The Peace of God which passes all understanding keep your hearts and minds in the knowledge and love of God and of his son Jesus Christ Our Lord—and the blessing of God Almighty: Father, Son, and Holy Spirit be upon you and remain with you always.
As a priest, I say these words at the close of almost every worship service I lead. The first part of it is a paraphrase of Philippians 4:7. The second part is a priestly blessing in the name of the Triune God.
I’ve been pronouncing this blessing for almost twenty years now. I’ve heard these words, or similar words, pronounced for far longer.
The peace of God which passes all understanding…
What kind of peace is that?
For most of my life I’ve thought that this kind of peace is the peace where all conflict would stop. Where all wars would cease, all political fights would end, all family drama would fade away, and everything would be super-duper chill.
But, I’m beginning to see this blessing, this verse from Paul, as something far different.
If the peace that passes all understanding is merely the absence of outward conflict, what does that do with all the injustices and evil in the world except anesthetize any resistance? What does that do except ensure that those who live under the cloud of injustice remain there in their suffering?

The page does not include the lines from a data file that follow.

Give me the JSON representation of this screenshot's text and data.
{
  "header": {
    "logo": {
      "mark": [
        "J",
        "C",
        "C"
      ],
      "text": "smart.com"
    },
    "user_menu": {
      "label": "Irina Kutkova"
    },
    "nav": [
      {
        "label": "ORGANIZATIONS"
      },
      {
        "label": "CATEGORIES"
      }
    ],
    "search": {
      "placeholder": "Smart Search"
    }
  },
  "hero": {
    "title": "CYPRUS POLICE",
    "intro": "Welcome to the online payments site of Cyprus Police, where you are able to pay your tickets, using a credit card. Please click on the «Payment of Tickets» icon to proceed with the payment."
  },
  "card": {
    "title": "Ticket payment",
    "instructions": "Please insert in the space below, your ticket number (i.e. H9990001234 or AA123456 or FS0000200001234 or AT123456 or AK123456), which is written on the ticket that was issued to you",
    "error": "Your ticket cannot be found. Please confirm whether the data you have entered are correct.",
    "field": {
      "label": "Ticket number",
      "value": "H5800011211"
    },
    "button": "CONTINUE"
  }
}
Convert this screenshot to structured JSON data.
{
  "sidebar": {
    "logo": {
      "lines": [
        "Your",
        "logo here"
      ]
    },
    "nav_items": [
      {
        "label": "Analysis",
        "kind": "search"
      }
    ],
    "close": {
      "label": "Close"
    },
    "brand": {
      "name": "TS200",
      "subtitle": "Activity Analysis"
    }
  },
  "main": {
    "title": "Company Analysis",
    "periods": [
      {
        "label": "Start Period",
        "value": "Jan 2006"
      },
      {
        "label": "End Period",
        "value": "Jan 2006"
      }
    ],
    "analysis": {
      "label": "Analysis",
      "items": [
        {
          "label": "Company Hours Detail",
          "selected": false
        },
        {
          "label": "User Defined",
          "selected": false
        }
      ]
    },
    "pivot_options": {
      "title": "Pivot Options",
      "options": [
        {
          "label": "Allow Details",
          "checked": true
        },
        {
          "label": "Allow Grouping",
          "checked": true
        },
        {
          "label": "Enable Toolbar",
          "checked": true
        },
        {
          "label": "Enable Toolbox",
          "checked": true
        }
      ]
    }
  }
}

We’ve all lived through moments at home, work, school, etc, that resemble hostage situations more than anything else. Where one person, or one faction of people are the sort where you have to walk around on eggshells—where every second of every day is a game of don’t rock the boat—where the least little thing that goes wrong ends up being an emotional explosion of anger and rage. If you end up making it through a day with no outbreak of anger, that might seem like a victory of peace to an outsider. But, to everyone living in the system who has had clenched jaws, raised blood pressure, and has tipped-toed around every subject brought up, it has absolutely NOT been peaceful in the least. Under the surface it’s a rip current of fear and trembling.
We do not need this kind of peace that masquerades as appeasement and kindliness but which enables all manner of sordidness and affliction to visit themselves on the vulnerable and the despondent.
No. And, I don’t think God needs this kind of peace either. This isn’t the kind of peace that passes understanding—no, this is the kind of “peace” that the poor and downtrodden are all too familiar with. This is the kind of peace that merely wallpapers over evil. This is the kind of peace that makes deals with the devil which allows for some short-term ceasefire, but enables a long-term misery upon those who have known far too much misery already.
No. This is no peace.
The peace which passes understanding, if it’s truly God’s peace has to be a peace which upends injustice and oppression.
Do not think that I have come to bring peace to the earth; I have not come to bring peace, but a sword.
These words of Jesus have vexed preachers for centuries. We’ve sung too many Christmas carols extolling Jesus as the “prince of peace” to then turn around and claim that Jesus isn’t bringing peace after all. (Usually sermons end up being something like, “This thing that Jesus said… he didn’t actually mean that…)
But, what if the problem here isn’t Jesus? What if the problem is our understanding of peace?
What if peace IS the sword – the sword which pierces everything which needs to be overturned in order for real peace to actually come?